START TASK INPUTS
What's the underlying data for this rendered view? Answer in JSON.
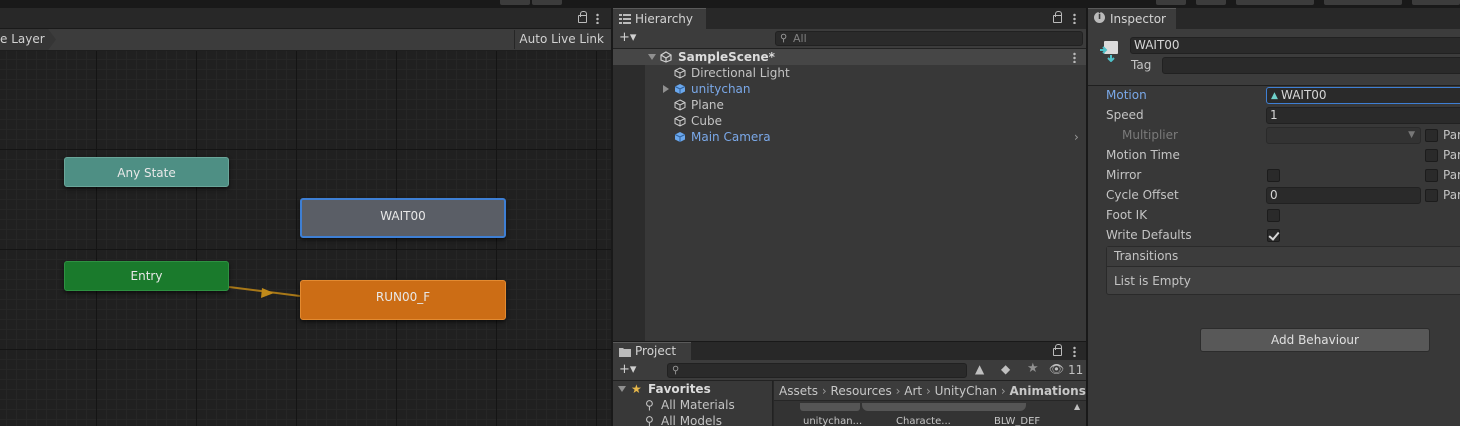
{
  "animator": {
    "layer_breadcrumb": "e Layer",
    "auto_live_link": "Auto Live Link",
    "states": {
      "any_state": "Any State",
      "wait": "WAIT00",
      "entry": "Entry",
      "run": "RUN00_F"
    }
  },
  "hierarchy": {
    "tab": "Hierarchy",
    "add_label": "+▾",
    "search_placeholder": "All",
    "scene": "SampleScene*",
    "items": [
      {
        "label": "Directional Light",
        "icon": "gameobject-icon"
      },
      {
        "label": "unitychan",
        "icon": "prefab-icon"
      },
      {
        "label": "Plane",
        "icon": "gameobject-icon"
      },
      {
        "label": "Cube",
        "icon": "gameobject-icon"
      },
      {
        "label": "Main Camera",
        "icon": "prefab-icon"
      }
    ]
  },
  "project": {
    "tab": "Project",
    "add_label": "+▾",
    "hidden_count": "11",
    "favorites": "Favorites",
    "favorite_items": [
      "All Materials",
      "All Models"
    ],
    "breadcrumbs": [
      "Assets",
      "Resources",
      "Art",
      "UnityChan",
      "Animations"
    ],
    "assets": [
      "unitychan...",
      "Characte...",
      "BLW_DEF"
    ]
  },
  "inspector": {
    "tab": "Inspector",
    "name": "WAIT00",
    "tag_label": "Tag",
    "properties": {
      "motion_label": "Motion",
      "motion_value": "WAIT00",
      "speed_label": "Speed",
      "speed_value": "1",
      "multiplier_label": "Multiplier",
      "motion_time_label": "Motion Time",
      "mirror_label": "Mirror",
      "cycle_offset_label": "Cycle Offset",
      "cycle_offset_value": "0",
      "foot_ik_label": "Foot IK",
      "write_defaults_label": "Write Defaults",
      "param_label": "Par"
    },
    "mirror_checked": false,
    "foot_ik_checked": false,
    "write_defaults_checked": true,
    "transitions_title": "Transitions",
    "transitions_empty": "List is Empty",
    "add_behaviour": "Add Behaviour"
  },
  "colors": {
    "any_state": "#4e8f84",
    "entry": "#1a7a2c",
    "run": "#cc6d15",
    "selected_outline": "#3e7fd4",
    "link": "#7aa8e8"
  }
}
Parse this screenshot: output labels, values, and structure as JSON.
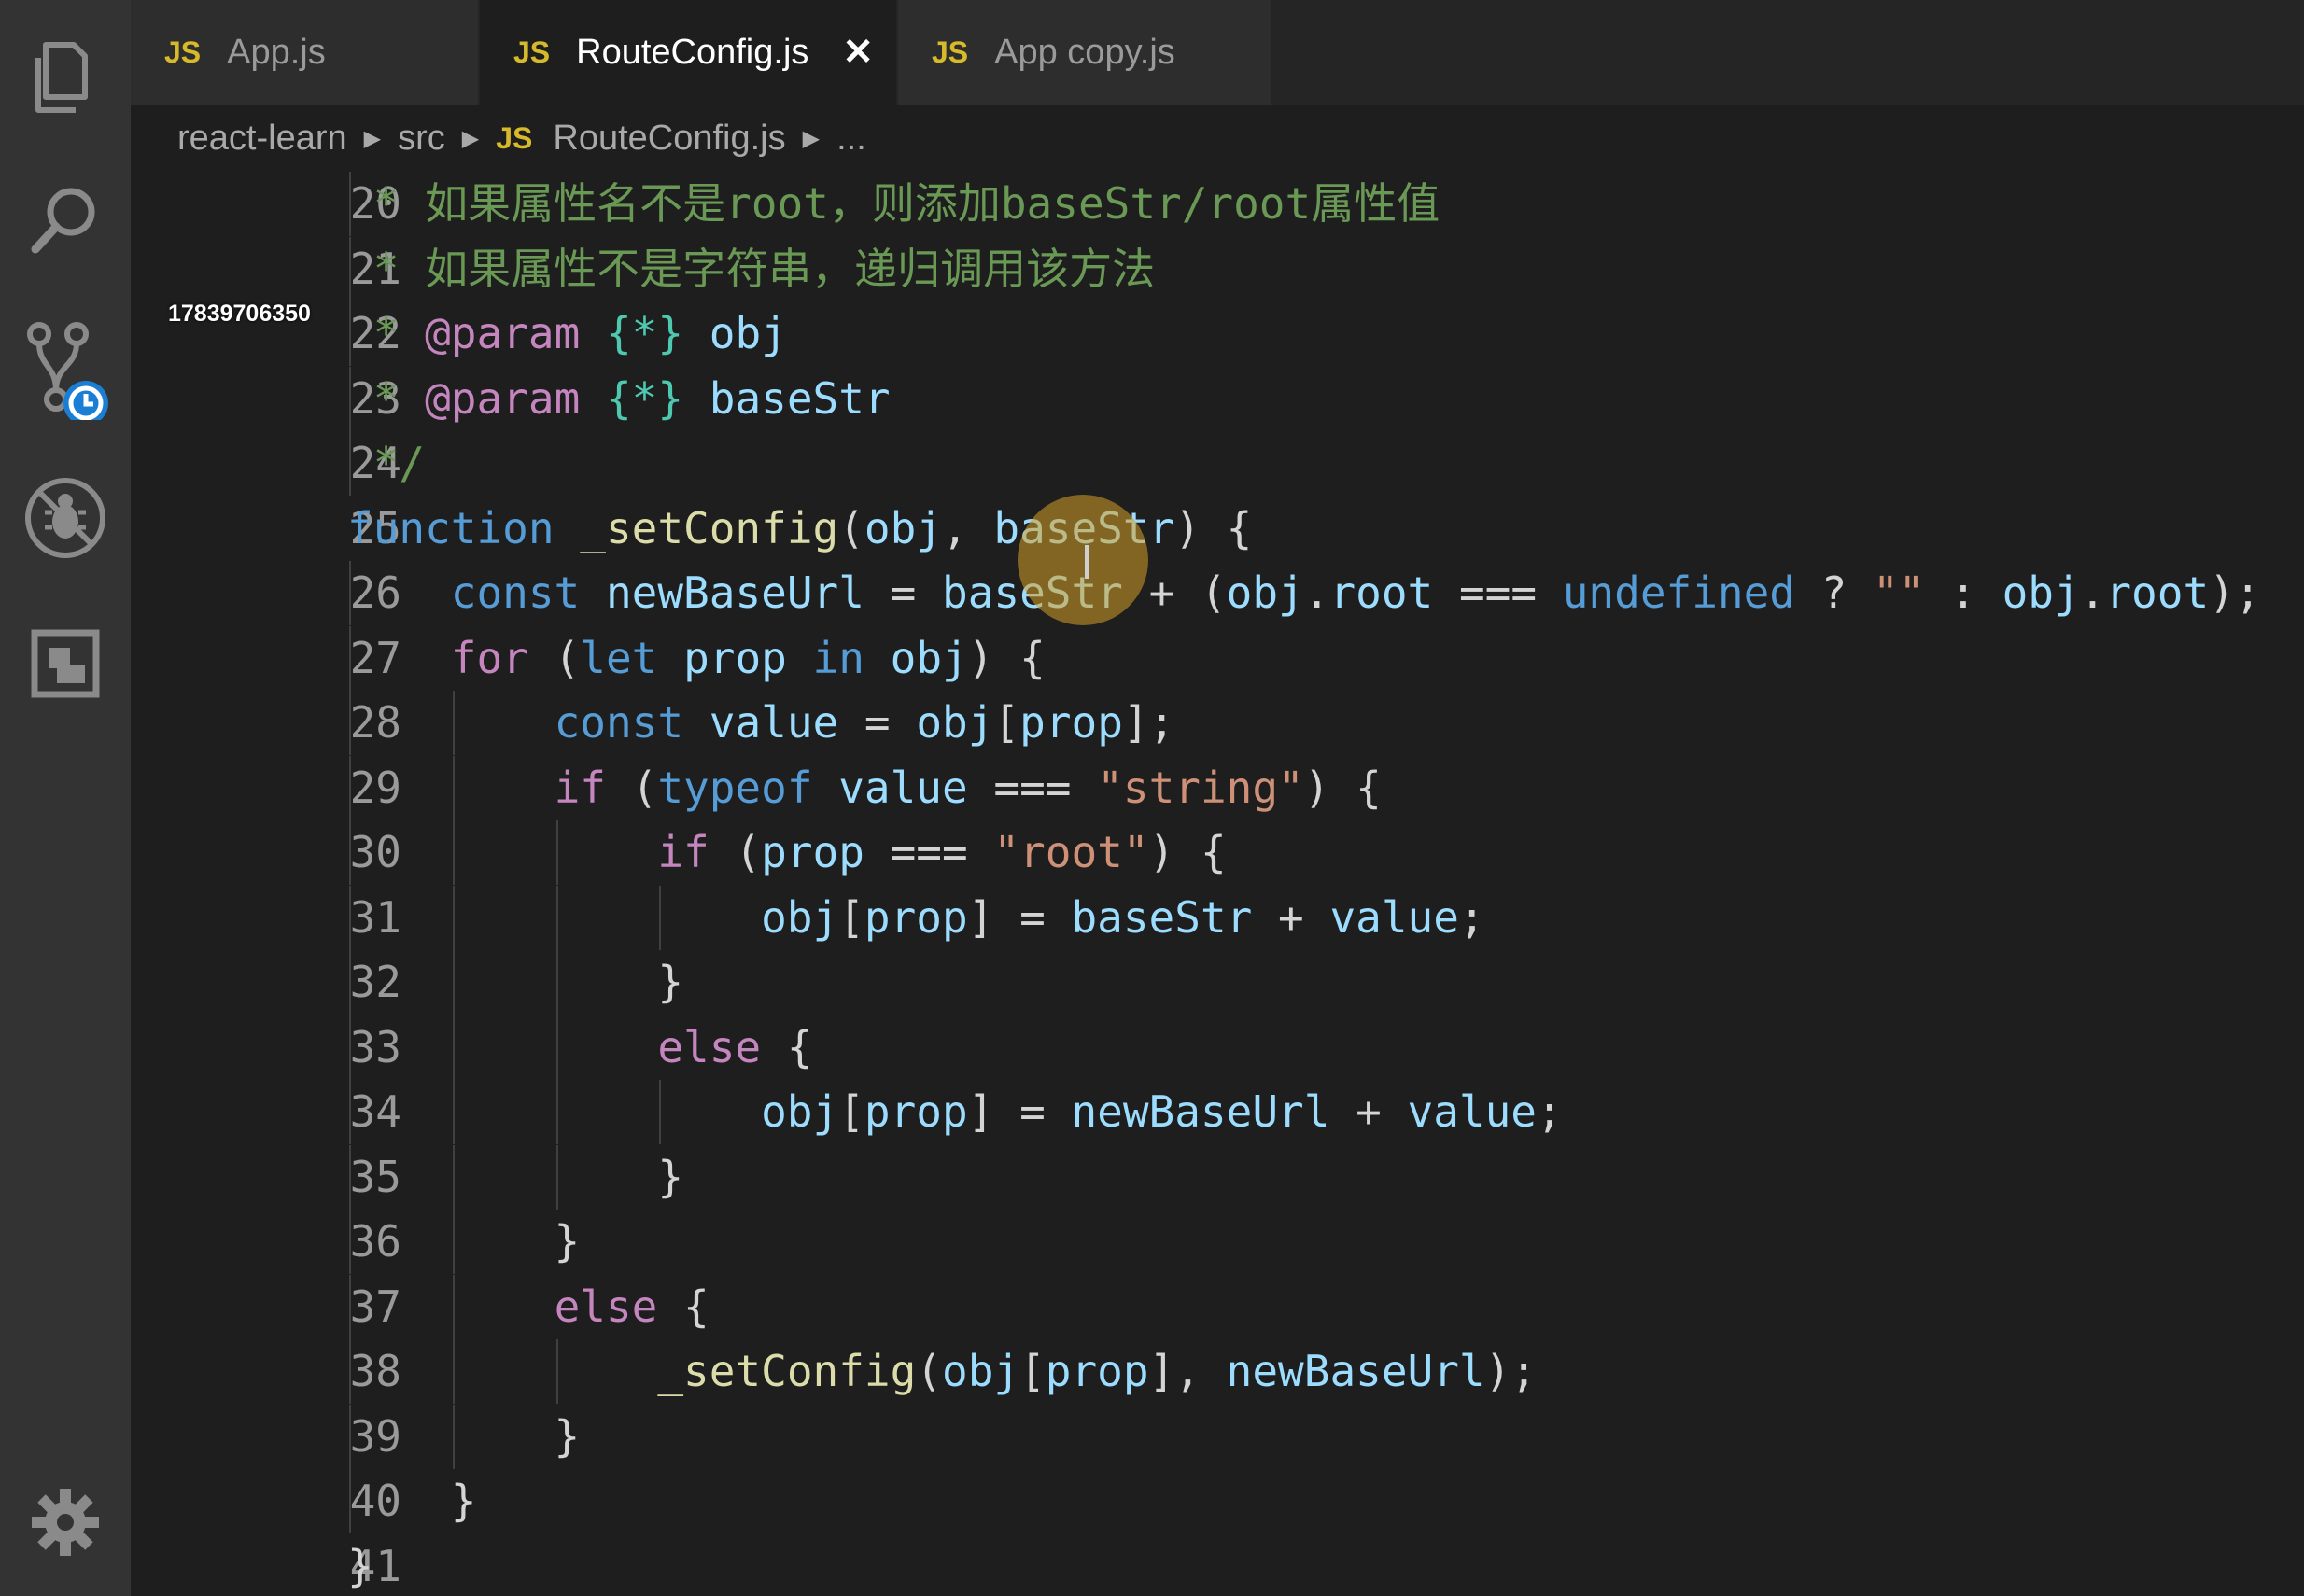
{
  "tabs": [
    {
      "badge": "JS",
      "name": "App.js",
      "active": false
    },
    {
      "badge": "JS",
      "name": "RouteConfig.js",
      "active": true,
      "close": "✕"
    },
    {
      "badge": "JS",
      "name": "App copy.js",
      "active": false
    }
  ],
  "breadcrumb": {
    "folder": "react-learn",
    "subfolder": "src",
    "badge": "JS",
    "file": "RouteConfig.js",
    "more": "..."
  },
  "activity_icons": [
    "explorer-icon",
    "search-icon",
    "source-control-icon",
    "debug-icon",
    "extensions-icon",
    "gear-icon"
  ],
  "watermark": "17839706350",
  "editor": {
    "lines": [
      {
        "n": "20",
        "tokens": [
          [
            " * 如果属性名不是root，则添加baseStr/root属性值",
            "cm"
          ]
        ]
      },
      {
        "n": "21",
        "tokens": [
          [
            " * 如果属性不是字符串，递归调用该方法",
            "cm"
          ]
        ]
      },
      {
        "n": "22",
        "tokens": [
          [
            " * ",
            "cm"
          ],
          [
            "@param",
            "ctl"
          ],
          [
            " ",
            "cm"
          ],
          [
            "{*}",
            "tg"
          ],
          [
            " obj",
            "vr"
          ]
        ]
      },
      {
        "n": "23",
        "tokens": [
          [
            " * ",
            "cm"
          ],
          [
            "@param",
            "ctl"
          ],
          [
            " ",
            "cm"
          ],
          [
            "{*}",
            "tg"
          ],
          [
            " baseStr",
            "vr"
          ]
        ]
      },
      {
        "n": "24",
        "tokens": [
          [
            " */",
            "cm"
          ]
        ]
      },
      {
        "n": "25",
        "tokens": [
          [
            "function",
            "kw"
          ],
          [
            " ",
            "pn"
          ],
          [
            "_setConfig",
            "fn"
          ],
          [
            "(",
            "pn"
          ],
          [
            "obj",
            "vr"
          ],
          [
            ", ",
            "pn"
          ],
          [
            "baseStr",
            "vr"
          ],
          [
            ") {",
            "pn"
          ]
        ]
      },
      {
        "n": "26",
        "tokens": [
          [
            "    ",
            "pn"
          ],
          [
            "const",
            "kw"
          ],
          [
            " ",
            "pn"
          ],
          [
            "newBaseUrl",
            "vr"
          ],
          [
            " = ",
            "pn"
          ],
          [
            "baseStr",
            "vr"
          ],
          [
            " + (",
            "pn"
          ],
          [
            "obj",
            "vr"
          ],
          [
            ".",
            "pn"
          ],
          [
            "root",
            "vr"
          ],
          [
            " === ",
            "pn"
          ],
          [
            "undefined",
            "kw"
          ],
          [
            " ? ",
            "pn"
          ],
          [
            "\"\"",
            "st"
          ],
          [
            " : ",
            "pn"
          ],
          [
            "obj",
            "vr"
          ],
          [
            ".",
            "pn"
          ],
          [
            "root",
            "vr"
          ],
          [
            ");",
            "pn"
          ]
        ]
      },
      {
        "n": "27",
        "tokens": [
          [
            "    ",
            "pn"
          ],
          [
            "for",
            "ctl"
          ],
          [
            " (",
            "pn"
          ],
          [
            "let",
            "kw"
          ],
          [
            " ",
            "pn"
          ],
          [
            "prop",
            "vr"
          ],
          [
            " ",
            "pn"
          ],
          [
            "in",
            "kw"
          ],
          [
            " ",
            "pn"
          ],
          [
            "obj",
            "vr"
          ],
          [
            ") {",
            "pn"
          ]
        ]
      },
      {
        "n": "28",
        "tokens": [
          [
            "        ",
            "pn"
          ],
          [
            "const",
            "kw"
          ],
          [
            " ",
            "pn"
          ],
          [
            "value",
            "vr"
          ],
          [
            " = ",
            "pn"
          ],
          [
            "obj",
            "vr"
          ],
          [
            "[",
            "pn"
          ],
          [
            "prop",
            "vr"
          ],
          [
            "];",
            "pn"
          ]
        ]
      },
      {
        "n": "29",
        "tokens": [
          [
            "        ",
            "pn"
          ],
          [
            "if",
            "ctl"
          ],
          [
            " (",
            "pn"
          ],
          [
            "typeof",
            "kw"
          ],
          [
            " ",
            "pn"
          ],
          [
            "value",
            "vr"
          ],
          [
            " === ",
            "pn"
          ],
          [
            "\"string\"",
            "st"
          ],
          [
            ") {",
            "pn"
          ]
        ]
      },
      {
        "n": "30",
        "tokens": [
          [
            "            ",
            "pn"
          ],
          [
            "if",
            "ctl"
          ],
          [
            " (",
            "pn"
          ],
          [
            "prop",
            "vr"
          ],
          [
            " === ",
            "pn"
          ],
          [
            "\"root\"",
            "st"
          ],
          [
            ") {",
            "pn"
          ]
        ]
      },
      {
        "n": "31",
        "tokens": [
          [
            "                ",
            "pn"
          ],
          [
            "obj",
            "vr"
          ],
          [
            "[",
            "pn"
          ],
          [
            "prop",
            "vr"
          ],
          [
            "] = ",
            "pn"
          ],
          [
            "baseStr",
            "vr"
          ],
          [
            " + ",
            "pn"
          ],
          [
            "value",
            "vr"
          ],
          [
            ";",
            "pn"
          ]
        ]
      },
      {
        "n": "32",
        "tokens": [
          [
            "            }",
            "pn"
          ]
        ]
      },
      {
        "n": "33",
        "tokens": [
          [
            "            ",
            "pn"
          ],
          [
            "else",
            "ctl"
          ],
          [
            " {",
            "pn"
          ]
        ]
      },
      {
        "n": "34",
        "tokens": [
          [
            "                ",
            "pn"
          ],
          [
            "obj",
            "vr"
          ],
          [
            "[",
            "pn"
          ],
          [
            "prop",
            "vr"
          ],
          [
            "] = ",
            "pn"
          ],
          [
            "newBaseUrl",
            "vr"
          ],
          [
            " + ",
            "pn"
          ],
          [
            "value",
            "vr"
          ],
          [
            ";",
            "pn"
          ]
        ]
      },
      {
        "n": "35",
        "tokens": [
          [
            "            }",
            "pn"
          ]
        ]
      },
      {
        "n": "36",
        "tokens": [
          [
            "        }",
            "pn"
          ]
        ]
      },
      {
        "n": "37",
        "tokens": [
          [
            "        ",
            "pn"
          ],
          [
            "else",
            "ctl"
          ],
          [
            " {",
            "pn"
          ]
        ]
      },
      {
        "n": "38",
        "tokens": [
          [
            "            ",
            "pn"
          ],
          [
            "_setConfig",
            "fn"
          ],
          [
            "(",
            "pn"
          ],
          [
            "obj",
            "vr"
          ],
          [
            "[",
            "pn"
          ],
          [
            "prop",
            "vr"
          ],
          [
            "], ",
            "pn"
          ],
          [
            "newBaseUrl",
            "vr"
          ],
          [
            ");",
            "pn"
          ]
        ]
      },
      {
        "n": "39",
        "tokens": [
          [
            "        }",
            "pn"
          ]
        ]
      },
      {
        "n": "40",
        "tokens": [
          [
            "    }",
            "pn"
          ]
        ]
      },
      {
        "n": "41",
        "tokens": [
          [
            "}",
            "pn"
          ]
        ]
      }
    ]
  }
}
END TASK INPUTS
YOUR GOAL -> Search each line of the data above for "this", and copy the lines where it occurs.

WRITTEN ANSWER ->
What's the underlying data for this rendered view? Answer in JSON.
Parse this screenshot: output labels, values, and structure as JSON.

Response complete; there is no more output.